▶ [Task to complete]: When a line of the entries contains "Main", please list that line.

[Data records]
((
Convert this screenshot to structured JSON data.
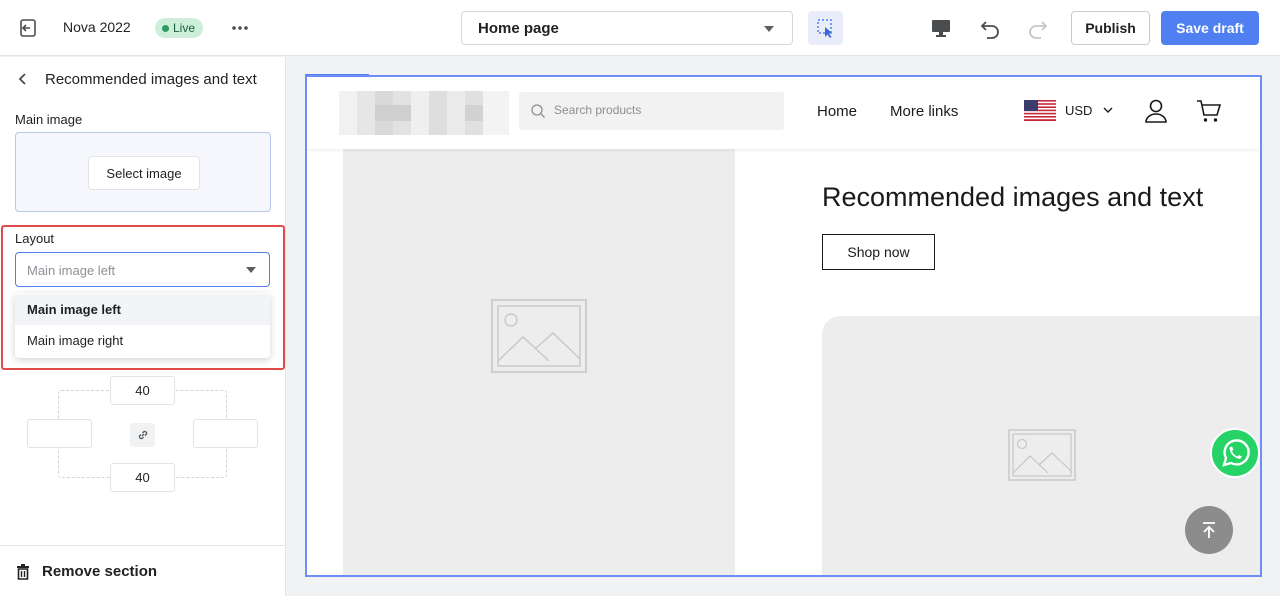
{
  "topbar": {
    "store_name": "Nova 2022",
    "live_badge": "Live",
    "page_selector": "Home page",
    "publish_label": "Publish",
    "save_draft_label": "Save draft",
    "icons": [
      "exit-icon",
      "more-icon",
      "caret-down-icon",
      "select-element-icon",
      "desktop-icon",
      "undo-icon",
      "redo-icon"
    ]
  },
  "sidebar": {
    "title": "Recommended images and text",
    "main_image_label": "Main image",
    "select_image_label": "Select image",
    "layout_label": "Layout",
    "layout_value": "Main image left",
    "layout_options": [
      "Main image left",
      "Main image right"
    ],
    "padding_top": "40",
    "padding_bottom": "40",
    "remove_section_label": "Remove section",
    "highlight_color": "#e04b4b"
  },
  "preview": {
    "search_placeholder": "Search products",
    "nav": [
      "Home",
      "More links"
    ],
    "currency": "USD",
    "section_title": "Recommended images and text",
    "shop_button": "Shop now"
  },
  "colors": {
    "accent": "#4f7ff0",
    "live_bg": "#cdeedb",
    "whatsapp": "#25d366"
  }
}
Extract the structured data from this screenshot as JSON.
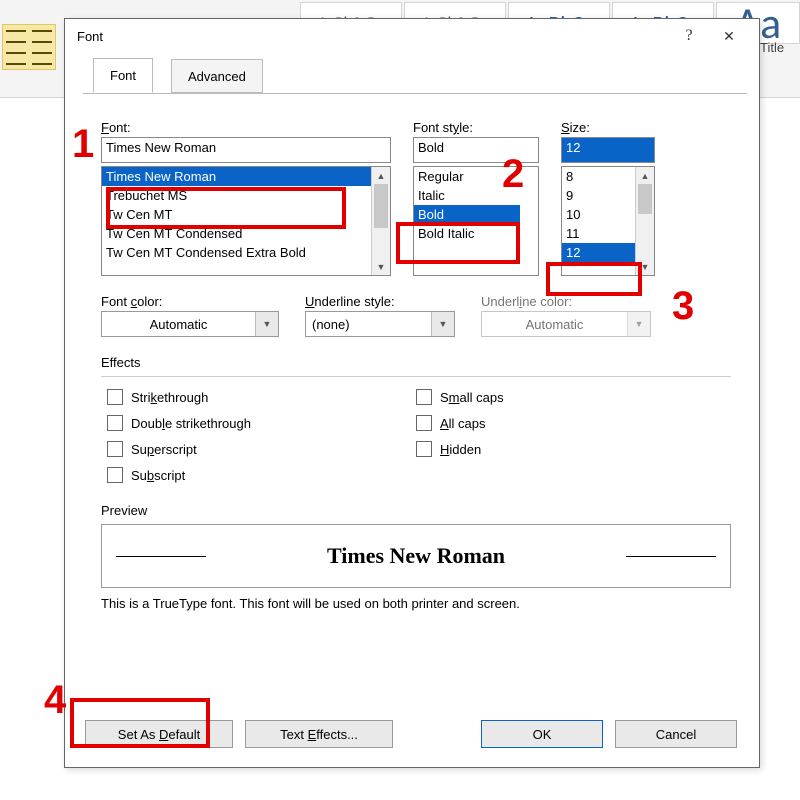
{
  "ribbon": {
    "styles": [
      "AaBbCcDc",
      "AaBbCcDc",
      "AaBbCc",
      "AaBbCc",
      "Aa"
    ],
    "title_label": "Title"
  },
  "dialog": {
    "title": "Font",
    "tabs": [
      "Font",
      "Advanced"
    ],
    "font": {
      "label": "Font:",
      "value": "Times New Roman",
      "list": [
        "Times New Roman",
        "Trebuchet MS",
        "Tw Cen MT",
        "Tw Cen MT Condensed",
        "Tw Cen MT Condensed Extra Bold"
      ]
    },
    "style": {
      "label": "Font style:",
      "value": "Bold",
      "list": [
        "Regular",
        "Italic",
        "Bold",
        "Bold Italic"
      ]
    },
    "size": {
      "label": "Size:",
      "value": "12",
      "list": [
        "8",
        "9",
        "10",
        "11",
        "12"
      ]
    },
    "fontColor": "Automatic",
    "underlineStyle": "(none)",
    "underlineColor": "Automatic",
    "effectsHeader": "Effects",
    "effects": [
      "Strikethrough",
      "Double strikethrough",
      "Superscript",
      "Subscript",
      "Small caps",
      "All caps",
      "Hidden"
    ],
    "previewHeader": "Preview",
    "previewText": "Times New Roman",
    "note": "This is a TrueType font. This font will be used on both printer and screen.",
    "buttons": {
      "setDefault": "Set As Default",
      "textEffects": "Text Effects...",
      "ok": "OK",
      "cancel": "Cancel"
    }
  },
  "annotations": [
    "1",
    "2",
    "3",
    "4"
  ],
  "colors": {
    "highlight": "#0a64c8",
    "annotation": "#e00000"
  }
}
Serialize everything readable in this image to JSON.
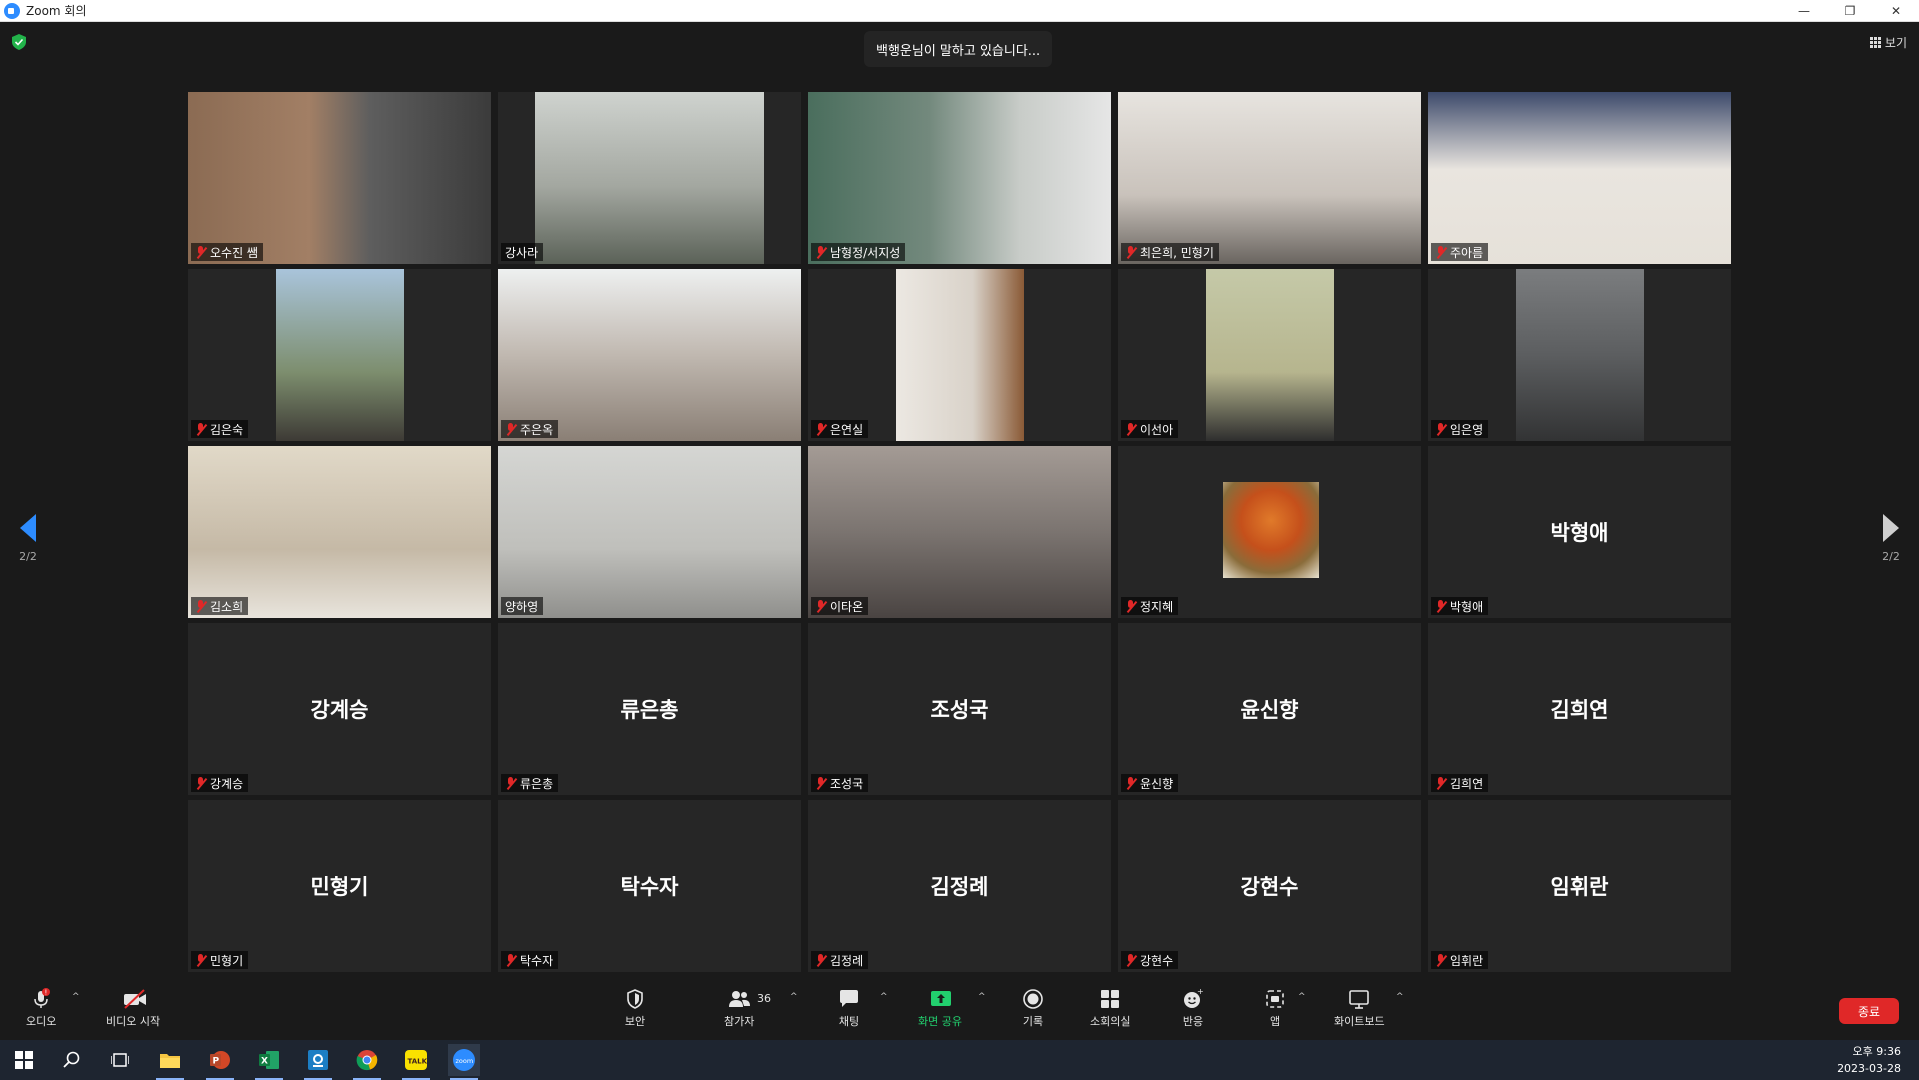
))
▶ [Response to the task]:
    "main_image_label": "Main image",
    "layout_value": "Main image left",
      "Main image left",
      "Main image right"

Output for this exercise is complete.